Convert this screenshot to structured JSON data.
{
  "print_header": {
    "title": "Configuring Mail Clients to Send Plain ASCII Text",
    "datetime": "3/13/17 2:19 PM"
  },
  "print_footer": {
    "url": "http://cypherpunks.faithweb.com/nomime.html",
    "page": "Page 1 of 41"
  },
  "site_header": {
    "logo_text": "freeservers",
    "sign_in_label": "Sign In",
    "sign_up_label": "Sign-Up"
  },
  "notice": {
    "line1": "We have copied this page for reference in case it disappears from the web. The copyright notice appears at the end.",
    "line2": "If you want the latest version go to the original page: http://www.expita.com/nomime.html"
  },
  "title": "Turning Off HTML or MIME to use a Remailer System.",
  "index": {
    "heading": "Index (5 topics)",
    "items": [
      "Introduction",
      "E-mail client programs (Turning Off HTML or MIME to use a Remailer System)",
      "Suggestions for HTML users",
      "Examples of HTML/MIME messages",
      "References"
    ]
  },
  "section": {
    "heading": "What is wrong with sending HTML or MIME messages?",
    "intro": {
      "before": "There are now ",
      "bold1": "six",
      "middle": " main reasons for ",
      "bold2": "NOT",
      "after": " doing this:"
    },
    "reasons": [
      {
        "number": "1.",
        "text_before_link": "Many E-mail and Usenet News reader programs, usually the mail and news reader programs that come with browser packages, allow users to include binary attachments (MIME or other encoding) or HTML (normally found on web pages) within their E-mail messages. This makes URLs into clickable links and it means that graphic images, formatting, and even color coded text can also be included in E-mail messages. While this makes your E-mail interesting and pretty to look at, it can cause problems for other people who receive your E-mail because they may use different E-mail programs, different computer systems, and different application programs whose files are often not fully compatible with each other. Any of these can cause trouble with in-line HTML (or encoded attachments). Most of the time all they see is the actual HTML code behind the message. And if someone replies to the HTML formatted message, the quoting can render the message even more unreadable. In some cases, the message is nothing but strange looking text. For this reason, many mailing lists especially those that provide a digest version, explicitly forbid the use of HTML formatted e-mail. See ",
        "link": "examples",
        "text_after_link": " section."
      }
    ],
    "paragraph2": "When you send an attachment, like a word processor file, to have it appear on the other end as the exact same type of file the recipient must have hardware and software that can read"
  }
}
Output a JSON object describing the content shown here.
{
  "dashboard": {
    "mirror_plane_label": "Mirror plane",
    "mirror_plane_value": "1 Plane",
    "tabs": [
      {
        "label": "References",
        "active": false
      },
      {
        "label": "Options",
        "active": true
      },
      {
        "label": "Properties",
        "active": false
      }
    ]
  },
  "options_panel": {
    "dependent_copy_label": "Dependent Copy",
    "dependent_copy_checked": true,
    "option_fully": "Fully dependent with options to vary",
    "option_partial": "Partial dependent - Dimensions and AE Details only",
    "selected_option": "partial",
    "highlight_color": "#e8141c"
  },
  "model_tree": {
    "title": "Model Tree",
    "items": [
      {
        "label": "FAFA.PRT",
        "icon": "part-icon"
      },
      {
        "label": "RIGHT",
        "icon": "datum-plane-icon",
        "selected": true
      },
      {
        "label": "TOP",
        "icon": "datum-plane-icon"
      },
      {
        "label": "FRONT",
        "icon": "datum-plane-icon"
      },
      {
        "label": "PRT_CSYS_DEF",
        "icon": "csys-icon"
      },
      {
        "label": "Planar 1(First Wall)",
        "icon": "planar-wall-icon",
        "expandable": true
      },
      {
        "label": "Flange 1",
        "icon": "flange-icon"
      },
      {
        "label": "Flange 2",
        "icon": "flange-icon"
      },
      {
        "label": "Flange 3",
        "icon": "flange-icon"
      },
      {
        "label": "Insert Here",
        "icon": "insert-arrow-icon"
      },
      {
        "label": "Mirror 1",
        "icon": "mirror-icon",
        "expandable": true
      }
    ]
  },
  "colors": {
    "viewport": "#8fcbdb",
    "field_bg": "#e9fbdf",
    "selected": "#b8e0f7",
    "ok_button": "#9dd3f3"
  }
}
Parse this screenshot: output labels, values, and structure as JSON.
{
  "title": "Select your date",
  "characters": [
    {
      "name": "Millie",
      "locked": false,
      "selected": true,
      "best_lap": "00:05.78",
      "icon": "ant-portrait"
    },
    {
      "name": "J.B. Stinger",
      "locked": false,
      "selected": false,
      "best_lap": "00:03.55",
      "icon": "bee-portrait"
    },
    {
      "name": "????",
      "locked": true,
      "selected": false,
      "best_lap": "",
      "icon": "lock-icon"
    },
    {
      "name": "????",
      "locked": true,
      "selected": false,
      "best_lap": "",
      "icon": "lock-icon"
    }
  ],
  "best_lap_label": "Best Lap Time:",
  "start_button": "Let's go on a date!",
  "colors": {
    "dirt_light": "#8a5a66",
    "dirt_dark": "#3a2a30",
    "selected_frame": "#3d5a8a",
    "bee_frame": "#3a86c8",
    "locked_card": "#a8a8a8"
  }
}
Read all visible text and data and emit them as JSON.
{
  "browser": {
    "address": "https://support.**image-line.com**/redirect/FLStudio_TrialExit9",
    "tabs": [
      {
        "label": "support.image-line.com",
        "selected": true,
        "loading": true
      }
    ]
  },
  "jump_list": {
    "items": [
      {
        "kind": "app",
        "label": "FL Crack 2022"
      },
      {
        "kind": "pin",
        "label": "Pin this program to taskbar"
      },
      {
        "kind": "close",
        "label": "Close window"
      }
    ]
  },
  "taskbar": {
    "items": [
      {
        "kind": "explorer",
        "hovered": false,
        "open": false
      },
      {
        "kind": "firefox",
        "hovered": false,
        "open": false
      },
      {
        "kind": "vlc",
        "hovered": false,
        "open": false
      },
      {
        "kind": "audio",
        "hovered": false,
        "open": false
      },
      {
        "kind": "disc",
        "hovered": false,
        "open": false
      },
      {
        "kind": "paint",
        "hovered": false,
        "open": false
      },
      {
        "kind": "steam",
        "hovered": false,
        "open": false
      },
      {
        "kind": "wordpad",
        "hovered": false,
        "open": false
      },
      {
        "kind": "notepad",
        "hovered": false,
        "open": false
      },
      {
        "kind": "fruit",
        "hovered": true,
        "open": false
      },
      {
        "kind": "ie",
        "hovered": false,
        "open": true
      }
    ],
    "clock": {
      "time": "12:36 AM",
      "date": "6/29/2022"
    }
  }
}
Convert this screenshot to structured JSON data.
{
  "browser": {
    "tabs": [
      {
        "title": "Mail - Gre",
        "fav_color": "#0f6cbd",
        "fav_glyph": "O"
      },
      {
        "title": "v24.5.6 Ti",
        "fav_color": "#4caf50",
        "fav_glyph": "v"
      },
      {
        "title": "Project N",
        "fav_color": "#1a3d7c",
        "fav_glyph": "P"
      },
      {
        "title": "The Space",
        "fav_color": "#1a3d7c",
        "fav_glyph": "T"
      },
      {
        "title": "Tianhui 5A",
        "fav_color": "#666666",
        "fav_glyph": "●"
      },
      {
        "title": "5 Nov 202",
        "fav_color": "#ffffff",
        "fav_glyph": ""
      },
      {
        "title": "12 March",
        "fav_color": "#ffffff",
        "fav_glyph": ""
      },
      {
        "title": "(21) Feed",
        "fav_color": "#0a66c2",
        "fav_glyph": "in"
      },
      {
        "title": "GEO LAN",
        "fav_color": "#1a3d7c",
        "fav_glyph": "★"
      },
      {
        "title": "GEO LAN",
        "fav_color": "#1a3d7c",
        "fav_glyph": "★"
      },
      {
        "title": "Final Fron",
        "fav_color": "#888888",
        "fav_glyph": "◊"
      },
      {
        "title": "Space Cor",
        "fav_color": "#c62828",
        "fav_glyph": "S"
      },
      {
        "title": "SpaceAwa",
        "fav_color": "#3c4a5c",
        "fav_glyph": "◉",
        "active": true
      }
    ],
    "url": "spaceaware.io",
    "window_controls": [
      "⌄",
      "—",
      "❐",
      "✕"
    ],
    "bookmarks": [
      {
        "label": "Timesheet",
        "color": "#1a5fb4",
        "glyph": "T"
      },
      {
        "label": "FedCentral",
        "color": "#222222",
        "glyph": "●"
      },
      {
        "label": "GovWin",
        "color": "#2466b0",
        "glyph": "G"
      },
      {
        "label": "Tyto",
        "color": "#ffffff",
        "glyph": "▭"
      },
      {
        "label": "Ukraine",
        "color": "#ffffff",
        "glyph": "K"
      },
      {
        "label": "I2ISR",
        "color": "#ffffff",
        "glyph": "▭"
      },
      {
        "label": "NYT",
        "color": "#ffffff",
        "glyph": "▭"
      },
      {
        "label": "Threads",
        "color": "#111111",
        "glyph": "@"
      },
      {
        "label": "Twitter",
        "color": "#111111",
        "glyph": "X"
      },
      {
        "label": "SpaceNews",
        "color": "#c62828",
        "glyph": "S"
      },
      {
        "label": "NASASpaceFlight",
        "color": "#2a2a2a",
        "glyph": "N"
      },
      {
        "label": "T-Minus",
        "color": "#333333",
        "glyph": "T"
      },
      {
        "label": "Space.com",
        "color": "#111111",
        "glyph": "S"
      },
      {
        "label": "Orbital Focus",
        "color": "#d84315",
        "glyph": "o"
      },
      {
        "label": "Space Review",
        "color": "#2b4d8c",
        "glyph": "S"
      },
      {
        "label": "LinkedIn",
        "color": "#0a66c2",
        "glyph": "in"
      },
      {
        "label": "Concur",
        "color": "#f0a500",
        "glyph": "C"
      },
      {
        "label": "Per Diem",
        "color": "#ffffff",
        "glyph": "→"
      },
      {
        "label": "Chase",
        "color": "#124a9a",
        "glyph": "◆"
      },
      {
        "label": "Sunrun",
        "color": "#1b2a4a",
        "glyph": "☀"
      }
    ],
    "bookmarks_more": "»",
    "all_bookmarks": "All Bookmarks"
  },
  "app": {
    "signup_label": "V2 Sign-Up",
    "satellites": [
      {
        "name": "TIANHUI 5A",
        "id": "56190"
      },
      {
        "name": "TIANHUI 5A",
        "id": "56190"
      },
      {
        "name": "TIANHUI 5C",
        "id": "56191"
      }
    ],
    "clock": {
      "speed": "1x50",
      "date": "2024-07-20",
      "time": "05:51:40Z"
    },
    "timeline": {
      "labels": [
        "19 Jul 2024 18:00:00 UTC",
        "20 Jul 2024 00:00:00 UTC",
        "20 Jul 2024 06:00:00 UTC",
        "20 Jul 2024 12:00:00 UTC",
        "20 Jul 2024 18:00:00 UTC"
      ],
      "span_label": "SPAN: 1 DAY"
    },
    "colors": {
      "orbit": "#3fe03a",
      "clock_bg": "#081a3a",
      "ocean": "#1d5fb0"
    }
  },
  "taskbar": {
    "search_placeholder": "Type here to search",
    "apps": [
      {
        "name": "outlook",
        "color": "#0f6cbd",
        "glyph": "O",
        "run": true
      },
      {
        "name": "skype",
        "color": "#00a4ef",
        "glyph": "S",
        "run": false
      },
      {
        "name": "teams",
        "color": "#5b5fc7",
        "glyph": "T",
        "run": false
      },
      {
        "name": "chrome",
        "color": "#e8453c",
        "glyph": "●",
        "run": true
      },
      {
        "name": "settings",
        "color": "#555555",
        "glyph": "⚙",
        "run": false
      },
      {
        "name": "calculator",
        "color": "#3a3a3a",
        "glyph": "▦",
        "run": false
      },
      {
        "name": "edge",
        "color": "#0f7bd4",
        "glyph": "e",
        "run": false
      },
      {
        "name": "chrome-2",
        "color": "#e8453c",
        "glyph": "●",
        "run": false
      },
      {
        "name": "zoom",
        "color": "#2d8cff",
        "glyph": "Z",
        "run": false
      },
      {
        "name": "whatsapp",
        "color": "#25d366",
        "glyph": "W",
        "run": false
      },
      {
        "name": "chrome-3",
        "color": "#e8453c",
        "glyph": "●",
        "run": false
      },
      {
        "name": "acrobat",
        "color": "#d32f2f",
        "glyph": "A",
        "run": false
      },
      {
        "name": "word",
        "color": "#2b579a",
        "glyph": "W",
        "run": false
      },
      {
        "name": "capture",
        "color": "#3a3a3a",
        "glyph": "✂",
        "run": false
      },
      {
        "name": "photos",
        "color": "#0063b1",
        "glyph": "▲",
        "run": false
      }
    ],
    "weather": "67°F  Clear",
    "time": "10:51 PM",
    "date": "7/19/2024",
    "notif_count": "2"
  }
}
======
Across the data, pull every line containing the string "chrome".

        "name": "chrome",
        "name": "chrome-2",
        "name": "chrome-3",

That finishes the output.